I only used the NuPower adapter within my house, but its bisected design could go against using it in a travel situation, where simpler options usually take precedent. Otherwise, daily use of the accessory is largely unobtrusive, as any decent cable should be.

One big leg up NuPower has over Apple's adapter is consistency. As many reviews on Apple's website confirm (myself included), its USB-C charge cable can have a mind of its own. In my own experience, the worst of this is hearing the cable lose and reconnect power to my MacBook, which subsequently dings in affirmation of a charge source. This is something that's woken me up in the middle of the night a few times, with no power outage or funky wall adapter excusing the occurrences.

nupower-review-7
Apple's charger (left) and NewerTech's charger (right)

I've only had the NuPower adapter for a week, but in that time I haven't had any similar experiences. Even with the middle brick hanging off of an ottoman or desk, the cables remained plugged and in place. It's still recommended to have the power brick on a solid surface, however, so keep in mind the 18.5 inch USB-C cable and 4.2 inch long brick that will occupy space on your desk or whatever location you charge up the MacBook. Adding a second device will only add to the visible cable clutter near a MacBook, so anyone who likes to keep a clean desk might find qualms with the NuPower adapter, as well.

Bottom Line


For anyone happy with Apple's charging system (or who finds it less of a deal-breaker and more of a slight annoyance, like I did), the NuPower USB-C Power Adapter is a bit of a tough sell. The charging is identical, if potentially more reliable, and the addition of USB-A charging might be negligible to anyone with a smartphone or mobile battery pack, or even another nearby wall outlet. In my personal experience, when I'm charging my MacBook, I divert to my iPhone, and vice-versa, so the requirement of charging both at once isn't really a contingency I need to plan for.

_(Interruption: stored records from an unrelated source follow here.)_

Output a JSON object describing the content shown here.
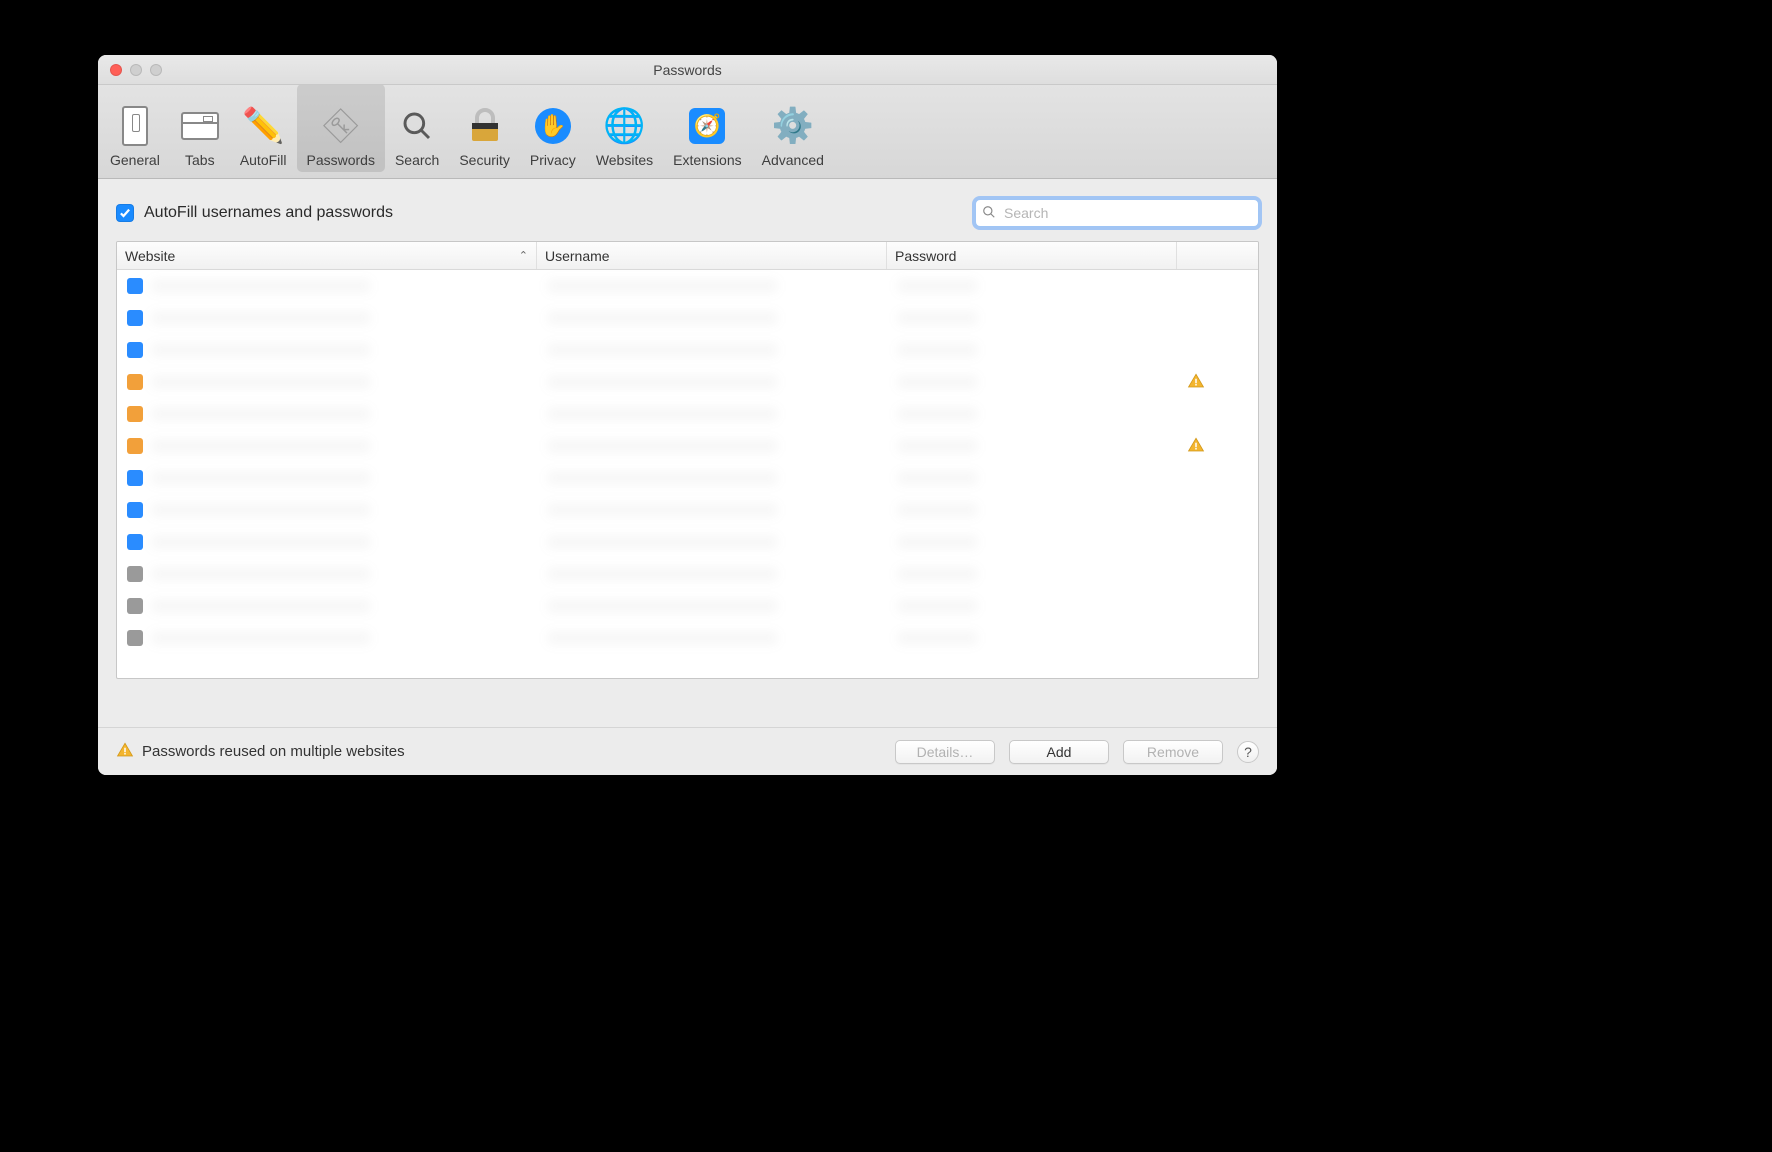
{
  "window": {
    "title": "Passwords"
  },
  "toolbar": {
    "items": [
      {
        "id": "general",
        "label": "General",
        "active": false
      },
      {
        "id": "tabs",
        "label": "Tabs",
        "active": false
      },
      {
        "id": "autofill",
        "label": "AutoFill",
        "active": false
      },
      {
        "id": "passwords",
        "label": "Passwords",
        "active": true
      },
      {
        "id": "search",
        "label": "Search",
        "active": false
      },
      {
        "id": "security",
        "label": "Security",
        "active": false
      },
      {
        "id": "privacy",
        "label": "Privacy",
        "active": false
      },
      {
        "id": "websites",
        "label": "Websites",
        "active": false
      },
      {
        "id": "extensions",
        "label": "Extensions",
        "active": false
      },
      {
        "id": "advanced",
        "label": "Advanced",
        "active": false
      }
    ]
  },
  "autofill_checkbox": {
    "checked": true,
    "label": "AutoFill usernames and passwords"
  },
  "search": {
    "placeholder": "Search",
    "value": ""
  },
  "table": {
    "columns": {
      "website": "Website",
      "username": "Username",
      "password": "Password"
    },
    "sort_column": "website",
    "rows": [
      {
        "fav": "blue",
        "warn": false
      },
      {
        "fav": "blue",
        "warn": false
      },
      {
        "fav": "blue",
        "warn": false
      },
      {
        "fav": "orange",
        "warn": true
      },
      {
        "fav": "orange",
        "warn": false
      },
      {
        "fav": "orange",
        "warn": true
      },
      {
        "fav": "blue",
        "warn": false
      },
      {
        "fav": "blue",
        "warn": false
      },
      {
        "fav": "blue",
        "warn": false
      },
      {
        "fav": "grey",
        "warn": false
      },
      {
        "fav": "grey",
        "warn": false
      },
      {
        "fav": "grey",
        "warn": false
      }
    ]
  },
  "footer": {
    "warning_text": "Passwords reused on multiple websites",
    "details_label": "Details…",
    "add_label": "Add",
    "remove_label": "Remove"
  }
}
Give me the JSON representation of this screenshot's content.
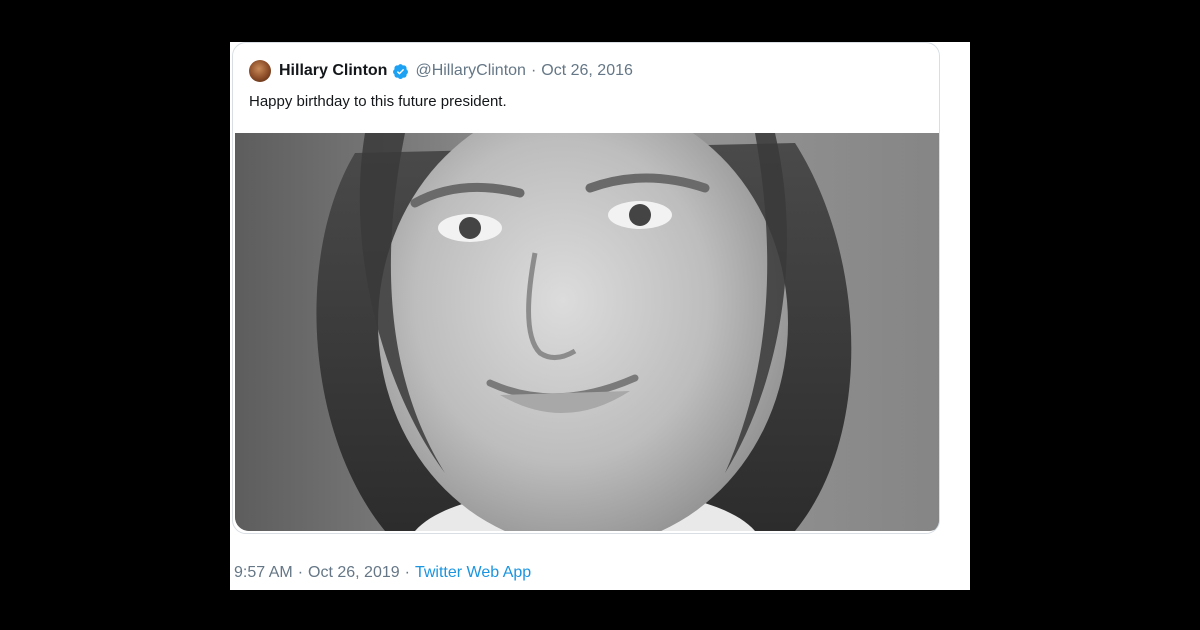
{
  "tweet": {
    "author_name": "Hillary Clinton",
    "handle": "@HillaryClinton",
    "separator": "·",
    "date": "Oct 26, 2016",
    "text": "Happy birthday to this future president.",
    "photo_description_icon": "portrait-photo"
  },
  "footer": {
    "time": "9:57 AM",
    "separator": "·",
    "date": "Oct 26, 2019",
    "separator2": "·",
    "source": "Twitter Web App"
  },
  "colors": {
    "background": "#000000",
    "card": "#ffffff",
    "name": "#14171a",
    "meta": "#657786",
    "link": "#1b95e0",
    "verified": "#1da1f2"
  }
}
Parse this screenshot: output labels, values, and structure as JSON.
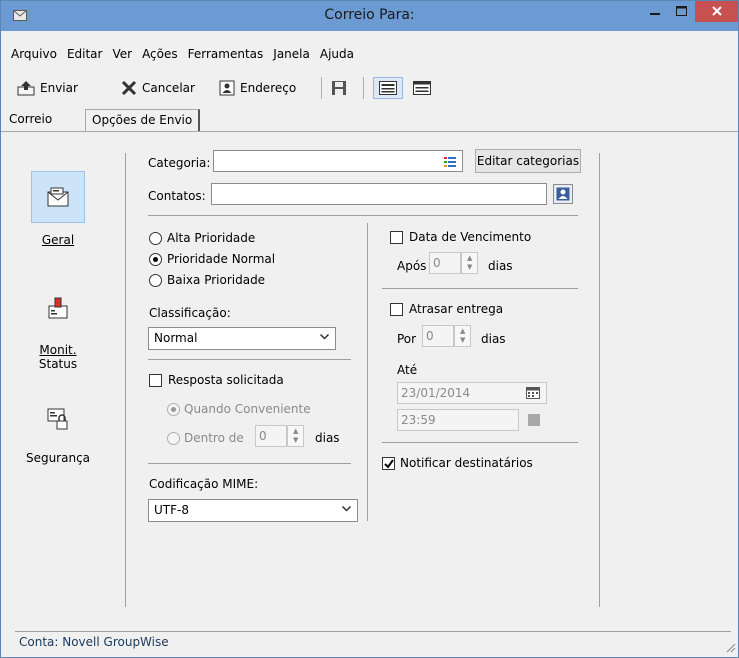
{
  "window": {
    "title": "Correio Para:"
  },
  "menu": [
    "Arquivo",
    "Editar",
    "Ver",
    "Ações",
    "Ferramentas",
    "Janela",
    "Ajuda"
  ],
  "toolbar": {
    "send": "Enviar",
    "cancel": "Cancelar",
    "address": "Endereço"
  },
  "tabs": [
    "Correio",
    "Opções de Envio"
  ],
  "sidebar": {
    "general": "Geral",
    "status_line1": "Monit.",
    "status_line2": "Status",
    "security": "Segurança"
  },
  "form": {
    "category_label": "Categoria:",
    "category_value": "",
    "edit_categories": "Editar categorias",
    "contacts_label": "Contatos:",
    "contacts_value": "",
    "priority_high": "Alta Prioridade",
    "priority_normal": "Prioridade Normal",
    "priority_low": "Baixa Prioridade",
    "classification_label": "Classificação:",
    "classification_value": "Normal",
    "reply_requested": "Resposta solicitada",
    "when_convenient": "Quando Conveniente",
    "within": "Dentro de",
    "within_value": "0",
    "within_unit": "dias",
    "mime_label": "Codificação MIME:",
    "mime_value": "UTF-8",
    "due_date": "Data de Vencimento",
    "after_label": "Após",
    "after_value": "0",
    "after_unit": "dias",
    "delay_delivery": "Atrasar entrega",
    "by_label": "Por",
    "by_value": "0",
    "by_unit": "dias",
    "until_label": "Até",
    "until_date": "23/01/2014",
    "until_time": "23:59",
    "notify_recipients": "Notificar destinatários"
  },
  "state": {
    "priority": "normal",
    "reply_requested": false,
    "reply_option": "when_convenient",
    "due_date": false,
    "delay_delivery": false,
    "notify_recipients": true
  },
  "status": {
    "account": "Conta: Novell GroupWise"
  },
  "colors": {
    "titlebar": "#6b9bd2",
    "close": "#c75050",
    "selected": "#cde3f7"
  }
}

nupower-review-9
But if you're frustrated with Apple's own inconsistent USB-C charging cable and power adapter, NewerTech's $59.99 option is a valid substitute to charge up your Retina MacBook, especially if you find yourself charging an iPhone or iPad at the same time and have limited wall outlets available. The interconnected cable system may take some getting used to -- and those who prefer Apple's clean white cables will be disappointed by NuPower's bulky and bendy cords -- but otherwise NewerTech has made a device that's functional and reliable.

Pros
- No cuts or disconnects while charging
- Can charge a second device through USB-A
- Durable power brick

Cons
- With three cables when in full use, it can lead to clutter
- Speedier charging feature is incompatible with Retina MacBook
- Doesn't carry Apple's minimalist design

How to Buy


The NuPower 60W USB-C Power Adapter will go on sale in early October on MacSales.com and Amazon for $59.99.

Note: NewerTech provided the NuPower 60W USB-C Power Adapter to MacRumors free of charge for the purposes of this review. No other compensation was received.

Related Roundups: iPhone 6s, MacBook
Tag: NuPower
Buyer's Guide: iPhone (Neutral), MacBook (Don't Buy)


Top Rated Comments

(View all)
Avatar
8 months ago
No USB hub included. Or at least USB-C passthrough. What a missed opportunity.
Rating: 3 Votes
Avatar
8 months ago
Is it UL listed (or equivalent, such as Intertek)?
Rating: 1 Votes
Avatar
8 months ago

Is it UL listed (or equivalent, such as Intertek)?


According to their website ('http://www.newertech.com/products/nupower-usb-c-power-adapter/?utm_source=macrumors&utm_medium=productreview&utm_campaign=usbcpoweradapter'):


Certifications

* TUV GS
* cTUVus
* FCC
* CE
* Level VI Power Supply
* Double Insulated
* WEEE

I'm not entirely sure how "Double Insulated" is a certification, but whatever...
Rating: 1 Votes
[ Read All Comments ]